I don’t think that will happen but, I don’t know if I would sing nearly as much as I do. I like singing, but I don’t just like, sing for no reason. The political intentions of a song are usually my motivation. But there’s beautiful songs about life, love, loss, growing, and the general complications of life that I am drawn to. Life will never be a simple story, so there will always be songs about living.
To flip an old Bertolt Brecht quote, in the good times, we’ll sing about the good times. And we’ll probably sing old songs to remind ourselves of the harder moments and how we survived them.
What is on the horizon for you?
My trio with Kareem Samara and Shireen Lilith is my main focus right now. We’re combining Arabic and American-style protest folk music together over international political themes for our first album(s), of which we’ve already released the first part (“Thin Blue Border – Vol. 1”).
Volume 2 is already finished and is getting mastered soon, then it’ll come out too. Part 2 is a real departure from what I have been producing, it’s got a lot of different instrumentation on it. Our friend Carl Restivo produced both Eps in LA, and we recorded with friends in London and Amsterdam too. So we gathered some flavors from different places in that process. Kareem and Shireen have added such distinctions to the songs, I think we’ve really developed something new. And we’re hoping to take our music to totally new places for whatever we do after that.
I’m also hoping to do a more folk-punky album again soon solo, with a bunch anti-fascist songs on it I’ve been writing. We’ll see what I do with those…
Thank you very much for participating and for the music! Anything else you’d like to shout from the rooftops?
I think that’s all!

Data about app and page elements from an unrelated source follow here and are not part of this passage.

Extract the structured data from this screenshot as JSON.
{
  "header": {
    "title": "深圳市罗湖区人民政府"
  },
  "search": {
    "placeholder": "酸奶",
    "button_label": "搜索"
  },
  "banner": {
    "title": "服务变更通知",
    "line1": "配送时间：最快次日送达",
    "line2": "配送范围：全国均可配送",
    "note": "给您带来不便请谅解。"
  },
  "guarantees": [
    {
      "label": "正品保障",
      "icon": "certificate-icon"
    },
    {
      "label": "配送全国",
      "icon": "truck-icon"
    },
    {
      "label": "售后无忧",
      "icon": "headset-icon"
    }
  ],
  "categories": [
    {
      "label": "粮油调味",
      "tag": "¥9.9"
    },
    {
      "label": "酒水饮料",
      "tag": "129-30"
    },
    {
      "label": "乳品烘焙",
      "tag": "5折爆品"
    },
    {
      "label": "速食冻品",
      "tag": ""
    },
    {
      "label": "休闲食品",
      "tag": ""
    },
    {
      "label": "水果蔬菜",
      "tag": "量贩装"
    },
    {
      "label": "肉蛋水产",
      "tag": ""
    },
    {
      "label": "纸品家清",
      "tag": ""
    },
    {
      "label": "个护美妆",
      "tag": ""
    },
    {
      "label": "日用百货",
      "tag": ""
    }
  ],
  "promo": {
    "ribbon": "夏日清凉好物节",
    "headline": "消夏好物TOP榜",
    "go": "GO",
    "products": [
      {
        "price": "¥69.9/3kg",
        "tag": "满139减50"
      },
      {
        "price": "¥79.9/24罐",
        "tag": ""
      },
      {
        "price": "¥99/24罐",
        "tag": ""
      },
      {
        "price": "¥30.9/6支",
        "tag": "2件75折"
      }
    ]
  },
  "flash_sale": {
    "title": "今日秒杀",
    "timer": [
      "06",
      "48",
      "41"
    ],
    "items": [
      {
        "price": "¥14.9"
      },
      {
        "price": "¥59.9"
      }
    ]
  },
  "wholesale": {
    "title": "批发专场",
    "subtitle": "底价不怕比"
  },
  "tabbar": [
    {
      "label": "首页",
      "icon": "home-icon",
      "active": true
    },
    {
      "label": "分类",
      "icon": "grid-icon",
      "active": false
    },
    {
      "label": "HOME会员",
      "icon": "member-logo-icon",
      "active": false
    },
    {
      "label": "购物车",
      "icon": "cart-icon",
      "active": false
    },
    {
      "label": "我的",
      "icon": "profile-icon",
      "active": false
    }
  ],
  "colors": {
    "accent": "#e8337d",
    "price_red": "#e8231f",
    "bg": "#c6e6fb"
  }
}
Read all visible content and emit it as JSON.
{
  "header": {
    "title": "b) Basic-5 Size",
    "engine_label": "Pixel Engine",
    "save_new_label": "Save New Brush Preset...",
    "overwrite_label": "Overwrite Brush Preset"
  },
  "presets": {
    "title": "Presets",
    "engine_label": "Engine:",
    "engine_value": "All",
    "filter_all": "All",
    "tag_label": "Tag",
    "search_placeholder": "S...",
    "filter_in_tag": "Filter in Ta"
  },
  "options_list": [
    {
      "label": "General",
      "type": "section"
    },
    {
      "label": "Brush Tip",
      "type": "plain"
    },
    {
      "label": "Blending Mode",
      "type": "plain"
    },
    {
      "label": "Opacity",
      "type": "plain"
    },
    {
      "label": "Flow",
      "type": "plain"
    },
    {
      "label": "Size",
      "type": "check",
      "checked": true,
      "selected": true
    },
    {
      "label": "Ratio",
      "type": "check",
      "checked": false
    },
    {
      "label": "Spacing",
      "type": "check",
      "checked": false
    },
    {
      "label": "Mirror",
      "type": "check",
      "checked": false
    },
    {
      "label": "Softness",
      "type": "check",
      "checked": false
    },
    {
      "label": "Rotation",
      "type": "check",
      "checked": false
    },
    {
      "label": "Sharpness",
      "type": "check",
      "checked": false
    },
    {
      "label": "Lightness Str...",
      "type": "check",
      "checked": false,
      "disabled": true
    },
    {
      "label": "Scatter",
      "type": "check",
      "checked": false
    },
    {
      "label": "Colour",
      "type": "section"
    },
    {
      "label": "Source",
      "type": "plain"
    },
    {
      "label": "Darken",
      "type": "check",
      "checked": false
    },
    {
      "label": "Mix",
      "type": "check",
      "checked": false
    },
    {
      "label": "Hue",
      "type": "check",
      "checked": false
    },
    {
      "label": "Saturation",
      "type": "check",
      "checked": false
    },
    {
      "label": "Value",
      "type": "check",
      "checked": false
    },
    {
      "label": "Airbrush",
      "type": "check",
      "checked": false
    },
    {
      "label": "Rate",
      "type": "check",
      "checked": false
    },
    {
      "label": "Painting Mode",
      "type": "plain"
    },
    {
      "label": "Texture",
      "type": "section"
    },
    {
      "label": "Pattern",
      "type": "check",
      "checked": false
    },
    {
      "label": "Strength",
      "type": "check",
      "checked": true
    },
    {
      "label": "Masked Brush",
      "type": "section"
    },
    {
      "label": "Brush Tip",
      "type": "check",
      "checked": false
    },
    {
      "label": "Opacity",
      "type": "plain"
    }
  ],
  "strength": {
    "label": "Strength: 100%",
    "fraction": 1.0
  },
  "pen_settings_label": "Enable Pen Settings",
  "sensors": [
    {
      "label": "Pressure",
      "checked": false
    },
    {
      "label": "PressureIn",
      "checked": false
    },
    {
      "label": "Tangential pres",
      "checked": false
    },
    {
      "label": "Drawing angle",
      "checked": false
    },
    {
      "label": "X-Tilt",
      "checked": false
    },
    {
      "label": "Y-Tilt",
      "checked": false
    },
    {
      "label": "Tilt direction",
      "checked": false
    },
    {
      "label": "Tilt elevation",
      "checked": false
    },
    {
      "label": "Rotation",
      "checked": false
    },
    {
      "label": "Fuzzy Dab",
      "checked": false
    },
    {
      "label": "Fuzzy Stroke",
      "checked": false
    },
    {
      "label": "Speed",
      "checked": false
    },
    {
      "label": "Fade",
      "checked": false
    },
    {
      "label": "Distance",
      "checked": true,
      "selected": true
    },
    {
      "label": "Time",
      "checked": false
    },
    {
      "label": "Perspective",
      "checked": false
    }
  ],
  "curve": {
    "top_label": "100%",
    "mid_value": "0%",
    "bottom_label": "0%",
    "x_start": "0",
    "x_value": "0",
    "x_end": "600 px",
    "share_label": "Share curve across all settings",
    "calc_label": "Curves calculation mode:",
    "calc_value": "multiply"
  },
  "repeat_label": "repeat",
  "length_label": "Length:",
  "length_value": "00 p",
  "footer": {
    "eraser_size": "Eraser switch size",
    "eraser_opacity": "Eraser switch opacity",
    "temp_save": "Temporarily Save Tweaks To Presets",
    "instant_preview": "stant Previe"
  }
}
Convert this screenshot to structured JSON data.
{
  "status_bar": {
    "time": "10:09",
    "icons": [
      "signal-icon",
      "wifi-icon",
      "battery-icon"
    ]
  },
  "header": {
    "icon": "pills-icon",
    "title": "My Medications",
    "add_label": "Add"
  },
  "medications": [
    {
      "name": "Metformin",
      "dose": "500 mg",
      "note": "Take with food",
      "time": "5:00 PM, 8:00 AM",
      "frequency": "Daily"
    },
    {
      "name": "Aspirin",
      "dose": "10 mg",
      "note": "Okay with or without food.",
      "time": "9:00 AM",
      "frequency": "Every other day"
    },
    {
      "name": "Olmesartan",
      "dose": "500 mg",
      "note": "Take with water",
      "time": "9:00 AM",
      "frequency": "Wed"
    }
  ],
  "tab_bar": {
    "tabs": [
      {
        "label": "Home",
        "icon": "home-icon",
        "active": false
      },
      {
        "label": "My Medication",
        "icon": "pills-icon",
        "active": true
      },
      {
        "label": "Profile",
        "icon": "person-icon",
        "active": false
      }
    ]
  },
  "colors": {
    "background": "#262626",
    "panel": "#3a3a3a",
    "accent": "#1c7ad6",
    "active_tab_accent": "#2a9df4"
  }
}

Thanks for reading and thanks to Shouts – Music from the Rooftops! for giving me and many other radical artists a platform to speak about what we do.